An extensive set of land use regulations shape the geography of most major US cities. I study how the distribution of these restrictions affects the location of industries within the city, aggregate productivity, and welfare. In a theoretical framework, the welfare effects of density restrictions depend on the strength of spillover effects, which I estimate using multiple datasets on economic activity within New York City. The estimates based on variation in the historical zoning reform imply higher productive externalities in the office sector and negative amenity externalities in the industrial sectors. Counterfactual policy simulations show that current density restrictions are very costly. Heterogeneity across sectors magnifies the welfare effects for restrictions on the office sector and in the city center.

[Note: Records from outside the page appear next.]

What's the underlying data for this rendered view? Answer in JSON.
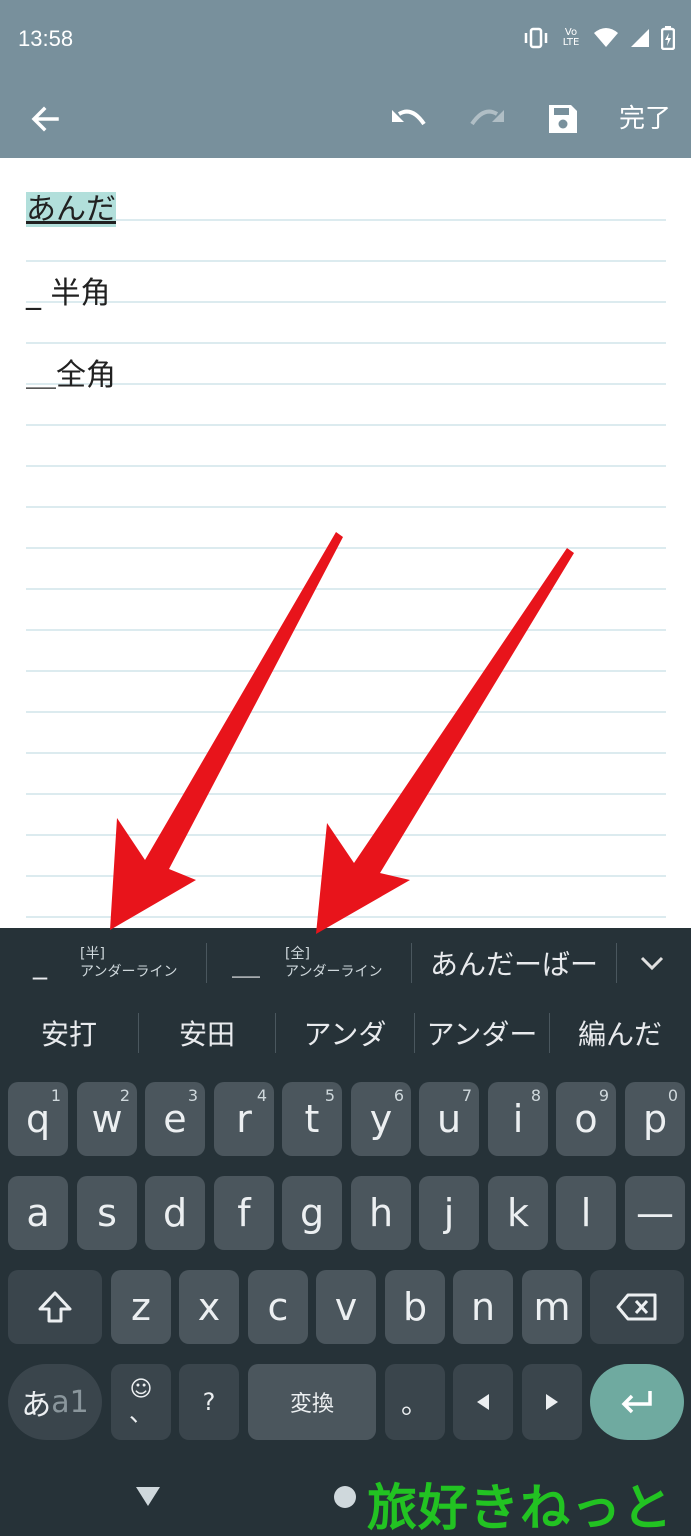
{
  "status": {
    "time": "13:58",
    "icons": [
      "vibrate-icon",
      "volte-icon",
      "wifi-icon",
      "signal-icon",
      "battery-icon"
    ],
    "volte_label": "Vo LTE"
  },
  "toolbar": {
    "done_label": "完了"
  },
  "editor": {
    "lines": [
      {
        "text": "あんだ",
        "composing": true
      },
      {
        "text": "_ 半角"
      },
      {
        "text": "＿全角"
      }
    ]
  },
  "keyboard": {
    "candidates_row1": [
      {
        "text": "_",
        "style": "big"
      },
      {
        "tag": "[半]",
        "sub": "アンダーライン"
      },
      {
        "text": "＿",
        "style": "big"
      },
      {
        "tag": "[全]",
        "sub": "アンダーライン"
      },
      {
        "text": "あんだーばー",
        "style": "med"
      }
    ],
    "candidates_row2": [
      "安打",
      "安田",
      "アンダ",
      "アンダー",
      "編んだ"
    ],
    "row1": [
      {
        "k": "q",
        "h": "1"
      },
      {
        "k": "w",
        "h": "2"
      },
      {
        "k": "e",
        "h": "3"
      },
      {
        "k": "r",
        "h": "4"
      },
      {
        "k": "t",
        "h": "5"
      },
      {
        "k": "y",
        "h": "6"
      },
      {
        "k": "u",
        "h": "7"
      },
      {
        "k": "i",
        "h": "8"
      },
      {
        "k": "o",
        "h": "9"
      },
      {
        "k": "p",
        "h": "0"
      }
    ],
    "row2": [
      "a",
      "s",
      "d",
      "f",
      "g",
      "h",
      "j",
      "k",
      "l",
      "—"
    ],
    "row3": [
      "z",
      "x",
      "c",
      "v",
      "b",
      "n",
      "m"
    ],
    "mode_label_a": "あ",
    "mode_label_b": "a1",
    "emoji_label": "☺",
    "comma_label": "、",
    "question_label": "?",
    "convert_label": "変換",
    "period_label": "。"
  },
  "watermark": "旅好きねっと",
  "colors": {
    "header": "#78909c",
    "keyboard_bg": "#263238",
    "key": "#4b565d",
    "enter": "#6faaa0",
    "arrow": "#e8141b",
    "watermark": "#22c322"
  }
}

Pulling in Opposite Directions:Gains from Trade and Competition (with Yipei Zhang)

Despite rich literature on the pro-competitive welfare effects from output tariff liberalization, little is known about the competitive effects of input tariff liberalization. By incorporating the impact of input tariff liberalization through the competitive channel, we predict lower gains from trade due to an anti-competitive effect of input tariff liberalization which pulls against the well-acknowledged pro-competitive effects of output tariff liberalization. We show that a positive correlation between firm market share and firm import share is both necessary and sufficient for the existence of the anti-competitive effect, the magnitude of which depends on several model parameters that govern domestic market concentration and home bias.